Ghosting hasn't left me feeling liberated or brought me closure, though. Instead, I'm left in a state of digital limbo. Knowing the girls as well as I do, I'm certain they cyber-sleuth me like I do them, but the only way to repair things now is to meet IRL because none of us wants to be the first to send that add/follow notification. It's sad to think that the breakdown of a combined 24 years of female friendship didn't warrant a face-to-face conversation, but I'm still fucking angry at how cold they were when I needed them.
I adopted a similar vanishing act when it came to ending a relationship with my ex. We met online when I was travelling, desperate to escape my dad's terminal illness. In retrospect, the conditions were ripe for me to let the wrong person into my life. I cut all ties, blocking him on Facebook, WhatsApp, Gmail and Flickr and changing passwords after a series of huge rows where I realised he'd been creeping my accounts for months. I removed him from my life in the same way I found him – with the click of a button.

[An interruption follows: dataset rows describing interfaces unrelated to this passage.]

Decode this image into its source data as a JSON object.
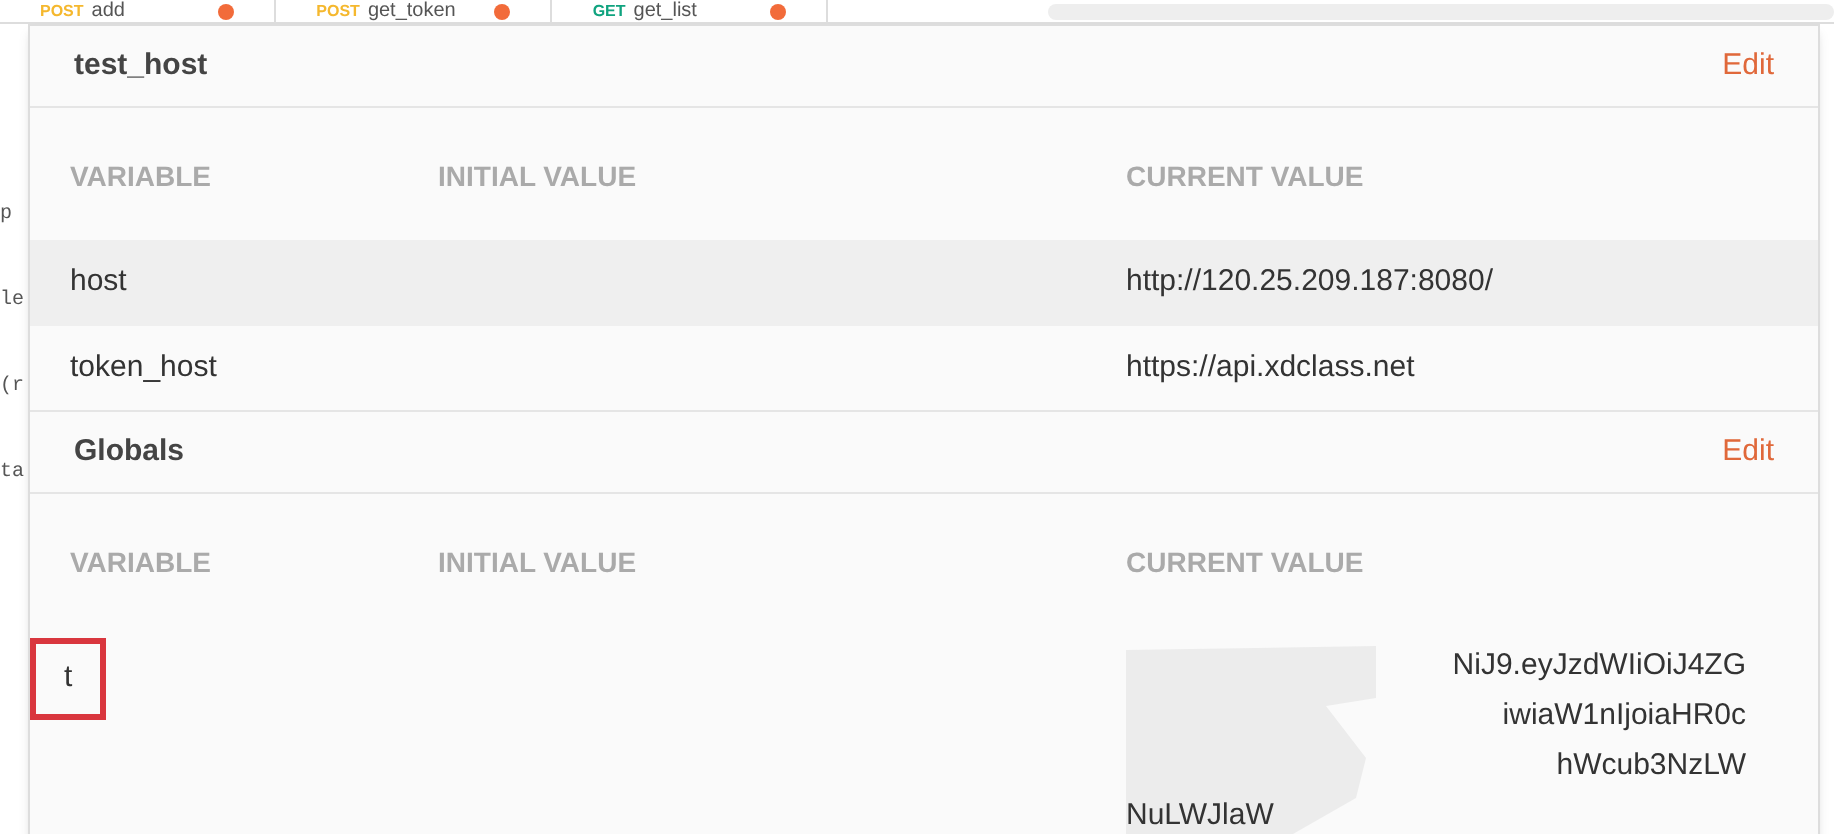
{
  "tabs": [
    {
      "method": "POST",
      "name": "add",
      "unsaved": true
    },
    {
      "method": "POST",
      "name": "get_token",
      "unsaved": true
    },
    {
      "method": "GET",
      "name": "get_list",
      "unsaved": true
    }
  ],
  "left_fragments": [
    "p",
    "le",
    "(r",
    "ta"
  ],
  "sections": [
    {
      "title": "test_host",
      "edit": "Edit",
      "columns": [
        "VARIABLE",
        "INITIAL VALUE",
        "CURRENT VALUE"
      ],
      "rows": [
        {
          "variable": "host",
          "initial": "",
          "current": [
            "http://120.25.209.187:8080/"
          ],
          "hovered": true,
          "outlined": false,
          "redacted": false
        },
        {
          "variable": "token_host",
          "initial": "",
          "current": [
            "https://api.xdclass.net"
          ],
          "hovered": false,
          "outlined": false,
          "redacted": false
        }
      ]
    },
    {
      "title": "Globals",
      "edit": "Edit",
      "columns": [
        "VARIABLE",
        "INITIAL VALUE",
        "CURRENT VALUE"
      ],
      "rows": [
        {
          "variable": "t",
          "initial": "",
          "current": [
            "NiJ9.eyJzdWIiOiJ4ZG",
            "iwiaW1nIjoiaHR0c",
            "hWcub3NzLW",
            "NuLWJlaW"
          ],
          "hovered": false,
          "outlined": true,
          "redacted": true
        }
      ]
    }
  ]
}
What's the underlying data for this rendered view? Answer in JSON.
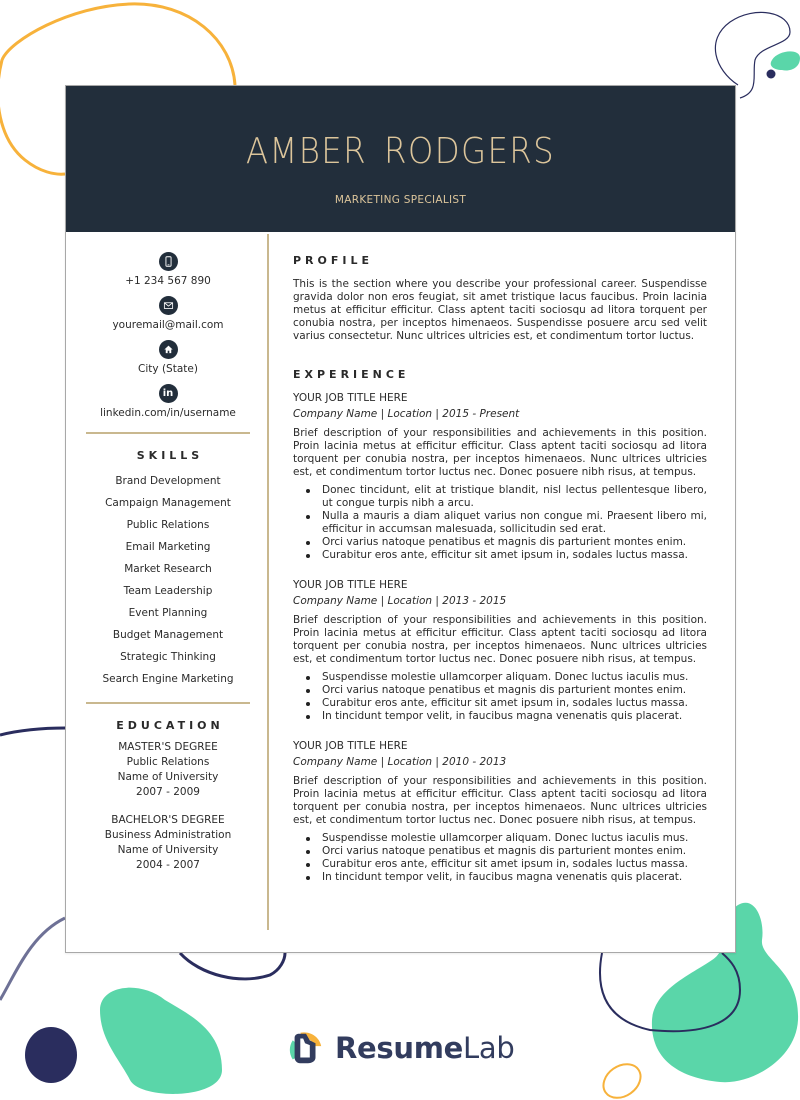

It was easy to do as the majority of our relationship was conducted online. We lived in separate time zones, thousands of miles apart. Unlike the situation with my mates, we had no mutual friends and zero chance of bumping into each other. Again, it was an indicator of how weak our relationship really was. If you think you could actually ghost someone, you probably don't think that much of them in the first place.
This year the Office of National Statistics declared Britain to be the loneliness capital of Europe . Maintaining relationships online through messaging removes the negative barriers of social interaction, speeds up intimacy and makes us all think we're closer to one another but in actual fact, it strips away emotional attachment. Ghosting friends and partners is indicative of the brittle nature of the bonds of association which keep our generation constantly connected; we can change people in and out of our lives like profile pictures, especially when we don't have to hold ourselves accountable to them in real life.
Ghosting allowed me to end terrible relationships, but it should always be a last resort. It has generally amplified the feelings of grief I was already going through and left me feeling empty. I'm still haunted by the memories of my dad's bear-like frame shrinking before my eyes, while the three people I cared about were nowhere to be seen. If I learned anything last year it's that nothing is constant. The ties to those you love are easily broken and the arteries of family and friendship can blocked off by anger, loss and illness. Surrounding myself with real-life, meaningful interactions is now more important than ever.
Names have been changed.
More from VICE:
I Asked Men Why They Ghosted Me
How to Make Dating Better in 2016
Why Millions of Men Lose Friends in Their Twenties